Thursday, June 10, 2010

A quick Booking It update...

I got The Help! I got The Help! And it was A.MAZING.

First recommended by another Booking It participant, I thought this book sounded great from the first mention. I quickly put myself on the waiting list at our local library. I took my kiddo and niece into the library for Story Hour last Thursday and renewed a couple other books and then found a quiet corner to read. As I was leaving a little while later - the girls from the front desk hollered at me and said a book I had requested was ready (in the 45 minutes between renewing my books and leaving) and it was The Help by Kathryn Stockett. I was SOOOOOOOOOOOOO excited!

If you've read any Jodi Picoult then you've seen this style of writing...several people (in this case three women) telling the story every few chapters...each woman's story intertwining with the other stories. A #1 New York Times bestseller - this book is extremely well written and for so hard to even wrap my mind around.

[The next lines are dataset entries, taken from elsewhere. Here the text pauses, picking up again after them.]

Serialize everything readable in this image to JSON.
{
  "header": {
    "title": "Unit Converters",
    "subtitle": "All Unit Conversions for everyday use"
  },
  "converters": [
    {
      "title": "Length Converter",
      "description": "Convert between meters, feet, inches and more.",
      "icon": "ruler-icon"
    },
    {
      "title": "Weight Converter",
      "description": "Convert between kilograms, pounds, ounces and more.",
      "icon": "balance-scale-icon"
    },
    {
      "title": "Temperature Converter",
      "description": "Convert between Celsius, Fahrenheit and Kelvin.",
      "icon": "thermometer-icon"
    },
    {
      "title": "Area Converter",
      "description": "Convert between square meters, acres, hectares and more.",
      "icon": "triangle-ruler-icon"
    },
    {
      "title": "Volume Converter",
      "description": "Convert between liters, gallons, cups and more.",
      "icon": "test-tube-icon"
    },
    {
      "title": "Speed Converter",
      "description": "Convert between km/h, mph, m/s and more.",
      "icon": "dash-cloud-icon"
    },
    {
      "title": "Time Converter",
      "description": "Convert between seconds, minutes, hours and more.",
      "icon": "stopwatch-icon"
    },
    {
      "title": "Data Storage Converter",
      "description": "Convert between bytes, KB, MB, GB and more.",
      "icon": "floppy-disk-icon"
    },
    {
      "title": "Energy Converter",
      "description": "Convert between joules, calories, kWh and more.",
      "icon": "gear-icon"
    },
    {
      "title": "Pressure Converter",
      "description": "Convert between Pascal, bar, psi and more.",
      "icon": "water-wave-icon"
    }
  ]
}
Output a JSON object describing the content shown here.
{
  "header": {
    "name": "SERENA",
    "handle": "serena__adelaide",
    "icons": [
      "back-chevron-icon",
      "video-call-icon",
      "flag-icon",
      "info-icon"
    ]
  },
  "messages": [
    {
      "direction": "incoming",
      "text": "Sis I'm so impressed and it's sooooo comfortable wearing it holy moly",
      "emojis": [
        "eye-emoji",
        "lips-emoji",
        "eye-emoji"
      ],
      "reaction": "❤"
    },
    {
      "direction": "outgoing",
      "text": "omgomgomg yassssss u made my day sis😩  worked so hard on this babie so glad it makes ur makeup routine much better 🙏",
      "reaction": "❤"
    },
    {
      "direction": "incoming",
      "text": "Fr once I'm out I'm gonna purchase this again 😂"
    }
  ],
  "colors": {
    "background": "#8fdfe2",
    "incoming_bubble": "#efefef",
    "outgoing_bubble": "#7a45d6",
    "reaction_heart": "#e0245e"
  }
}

Three women, Skeeter, Aibileen and Minny are living in Jackson, Mississippi in 1962...not all that extraordinary until you realize Skeeter is white and Aibileen and Minny are black and are maids for Skeeter's friends. And Jackson, Mississippi in the 1960's was not a friendly place to be for blacks or anyone who supported the movement of equality between blacks and whites.

Now...I don't claim to be a genius or to hide away from things that happened in the past or even currently but I sometimes have a hard time wrapping my mind around things. Events like 9/11 or Katrina hit me but I can't totally comprehend what happened in these places. I know about them because I'm a big news hound and will stay glued to the TV, newspapers and news websites for hours on end but really...unless you are there and experiencing it - how can one truly understand?

This book is the same thing...I know the history of the United States and slavery and how poorly blacks were treated but really? In 1962? This was happening? Really!? My mom was 10-years-old in 1962 and for some reason I just can't see my family having a maid (well, for one they were poor and for two they lived in Northern Indiana) and maybe if they had lived in Mississippi they would have but to me 1962 doesn't seem that long ago and it seems like the kind of treatment that happened in this book should have been long over...but I also know that it still happens - even today in 2010. It is just hard for me to even understand.

The flap says, "Seemingly as different from one another as can be, these women will nonetheless come together for a clandestine project that will put them all at risk. And why? Because they are suffocating within the lines that define their town and their times. And sometimes lines are made to be crossed."

An incredibly moving story...this is one book you shouldn't miss and one book you won't be able to put down until you've read every single page.


  1. I came over from and wanted to let you know ... that for most of us white Southerners, we did have a black family maid and this book is spot on. I would like to think that life didn't happen quite like this or that it was in another century, but I think that is what makes The Help such a best seller... it IS the story of those times.
    However, many of us feel like our black maids were and are our family members and we treat them as such. I am fortunate to still have my maid as a friend(in her late 80's now) who is like a second mother to me and my children. Her family thinks we are their family, too. I am part of that new generation which changed our tune with the civil rights movement and my son has been raised to be truly color blind, thanks to having friends of all races and ethnicities. What we can do in the name of love is huge.